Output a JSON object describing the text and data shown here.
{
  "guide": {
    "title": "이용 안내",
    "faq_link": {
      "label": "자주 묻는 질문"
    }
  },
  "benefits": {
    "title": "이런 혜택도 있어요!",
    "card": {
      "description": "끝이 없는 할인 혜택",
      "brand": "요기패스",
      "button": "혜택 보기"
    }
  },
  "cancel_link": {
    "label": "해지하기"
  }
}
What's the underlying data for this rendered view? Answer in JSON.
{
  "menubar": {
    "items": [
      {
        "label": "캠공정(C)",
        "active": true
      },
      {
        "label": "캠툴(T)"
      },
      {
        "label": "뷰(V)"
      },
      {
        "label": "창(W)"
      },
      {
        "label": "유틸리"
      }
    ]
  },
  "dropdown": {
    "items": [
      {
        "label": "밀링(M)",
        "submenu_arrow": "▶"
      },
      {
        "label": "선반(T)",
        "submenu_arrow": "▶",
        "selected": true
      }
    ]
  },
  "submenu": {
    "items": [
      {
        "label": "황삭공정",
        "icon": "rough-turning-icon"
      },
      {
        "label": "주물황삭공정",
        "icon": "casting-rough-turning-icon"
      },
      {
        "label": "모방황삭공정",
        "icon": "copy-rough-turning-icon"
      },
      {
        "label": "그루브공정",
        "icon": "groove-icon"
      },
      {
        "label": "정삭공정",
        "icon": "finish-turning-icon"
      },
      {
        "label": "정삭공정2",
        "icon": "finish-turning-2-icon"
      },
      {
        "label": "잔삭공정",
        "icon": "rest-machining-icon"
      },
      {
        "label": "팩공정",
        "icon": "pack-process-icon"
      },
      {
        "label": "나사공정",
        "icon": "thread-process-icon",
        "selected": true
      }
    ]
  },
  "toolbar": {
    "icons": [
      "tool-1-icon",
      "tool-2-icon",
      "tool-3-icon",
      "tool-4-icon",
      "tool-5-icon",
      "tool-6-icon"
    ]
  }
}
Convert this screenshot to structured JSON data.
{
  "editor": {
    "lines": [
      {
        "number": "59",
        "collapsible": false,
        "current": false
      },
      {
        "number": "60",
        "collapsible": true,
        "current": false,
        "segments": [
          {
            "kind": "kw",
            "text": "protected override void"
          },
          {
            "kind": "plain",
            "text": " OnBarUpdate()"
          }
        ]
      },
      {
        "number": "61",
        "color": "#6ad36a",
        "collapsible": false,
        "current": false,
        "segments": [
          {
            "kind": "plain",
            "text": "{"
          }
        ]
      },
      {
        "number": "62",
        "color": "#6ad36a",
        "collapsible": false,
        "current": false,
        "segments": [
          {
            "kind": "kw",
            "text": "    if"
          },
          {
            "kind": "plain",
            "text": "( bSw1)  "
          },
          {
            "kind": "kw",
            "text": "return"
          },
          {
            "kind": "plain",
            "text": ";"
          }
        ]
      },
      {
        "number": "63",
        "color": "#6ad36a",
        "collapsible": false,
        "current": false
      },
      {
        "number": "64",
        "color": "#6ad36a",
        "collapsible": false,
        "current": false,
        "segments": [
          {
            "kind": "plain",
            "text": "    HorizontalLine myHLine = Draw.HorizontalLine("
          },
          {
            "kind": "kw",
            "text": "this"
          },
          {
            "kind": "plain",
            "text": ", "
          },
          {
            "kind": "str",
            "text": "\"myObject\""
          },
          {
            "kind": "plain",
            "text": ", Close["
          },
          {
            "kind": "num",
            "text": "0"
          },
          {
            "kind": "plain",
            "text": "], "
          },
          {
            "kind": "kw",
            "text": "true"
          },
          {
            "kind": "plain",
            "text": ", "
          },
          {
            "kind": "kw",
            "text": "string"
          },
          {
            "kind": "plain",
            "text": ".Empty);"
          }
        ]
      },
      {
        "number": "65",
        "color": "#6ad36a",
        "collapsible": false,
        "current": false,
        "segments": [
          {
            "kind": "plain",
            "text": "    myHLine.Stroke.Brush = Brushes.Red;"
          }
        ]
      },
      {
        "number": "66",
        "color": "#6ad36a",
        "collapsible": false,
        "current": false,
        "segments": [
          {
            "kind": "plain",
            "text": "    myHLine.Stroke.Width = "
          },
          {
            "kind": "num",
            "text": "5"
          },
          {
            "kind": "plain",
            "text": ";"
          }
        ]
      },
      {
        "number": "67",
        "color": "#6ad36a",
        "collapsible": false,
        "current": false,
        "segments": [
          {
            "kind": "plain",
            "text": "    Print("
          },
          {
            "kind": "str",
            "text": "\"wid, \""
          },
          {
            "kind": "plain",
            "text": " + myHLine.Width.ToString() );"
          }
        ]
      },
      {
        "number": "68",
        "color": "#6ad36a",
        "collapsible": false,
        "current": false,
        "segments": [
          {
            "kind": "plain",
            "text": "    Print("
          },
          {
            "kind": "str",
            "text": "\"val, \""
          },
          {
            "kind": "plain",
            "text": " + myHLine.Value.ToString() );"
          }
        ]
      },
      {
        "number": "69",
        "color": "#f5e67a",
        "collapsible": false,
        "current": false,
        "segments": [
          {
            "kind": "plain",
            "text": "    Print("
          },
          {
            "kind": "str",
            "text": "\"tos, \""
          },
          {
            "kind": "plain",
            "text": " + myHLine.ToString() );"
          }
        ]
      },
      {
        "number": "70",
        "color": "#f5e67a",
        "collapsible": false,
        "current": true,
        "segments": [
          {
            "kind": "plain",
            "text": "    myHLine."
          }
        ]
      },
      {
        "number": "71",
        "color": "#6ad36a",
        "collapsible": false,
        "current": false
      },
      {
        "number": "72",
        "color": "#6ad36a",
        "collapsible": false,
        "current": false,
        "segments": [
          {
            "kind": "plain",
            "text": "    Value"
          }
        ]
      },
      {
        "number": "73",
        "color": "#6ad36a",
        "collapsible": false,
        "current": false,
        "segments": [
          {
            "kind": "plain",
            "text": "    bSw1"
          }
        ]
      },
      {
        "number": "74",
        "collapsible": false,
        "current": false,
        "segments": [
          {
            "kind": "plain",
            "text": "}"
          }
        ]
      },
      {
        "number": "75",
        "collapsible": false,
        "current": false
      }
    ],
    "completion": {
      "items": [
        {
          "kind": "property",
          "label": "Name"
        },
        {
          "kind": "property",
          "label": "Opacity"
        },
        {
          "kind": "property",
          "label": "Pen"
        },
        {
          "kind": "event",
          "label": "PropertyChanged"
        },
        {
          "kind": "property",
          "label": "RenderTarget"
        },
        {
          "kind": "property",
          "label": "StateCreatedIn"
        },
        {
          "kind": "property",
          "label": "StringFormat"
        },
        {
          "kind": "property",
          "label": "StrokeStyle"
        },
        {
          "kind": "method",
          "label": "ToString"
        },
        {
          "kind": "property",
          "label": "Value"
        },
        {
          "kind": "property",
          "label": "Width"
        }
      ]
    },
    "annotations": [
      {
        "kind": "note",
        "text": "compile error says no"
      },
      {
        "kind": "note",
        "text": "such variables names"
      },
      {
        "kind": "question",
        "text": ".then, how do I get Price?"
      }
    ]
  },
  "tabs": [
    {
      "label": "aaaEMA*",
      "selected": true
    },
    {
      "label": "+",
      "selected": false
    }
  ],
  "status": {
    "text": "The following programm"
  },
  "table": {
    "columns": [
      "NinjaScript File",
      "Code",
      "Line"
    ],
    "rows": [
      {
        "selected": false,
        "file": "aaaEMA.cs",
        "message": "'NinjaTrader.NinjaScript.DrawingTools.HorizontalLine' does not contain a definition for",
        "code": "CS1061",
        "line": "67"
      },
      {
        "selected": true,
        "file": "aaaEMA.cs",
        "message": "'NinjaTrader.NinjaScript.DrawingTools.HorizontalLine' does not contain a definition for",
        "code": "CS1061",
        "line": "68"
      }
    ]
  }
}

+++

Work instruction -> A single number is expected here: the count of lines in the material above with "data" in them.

Exercise response -> 3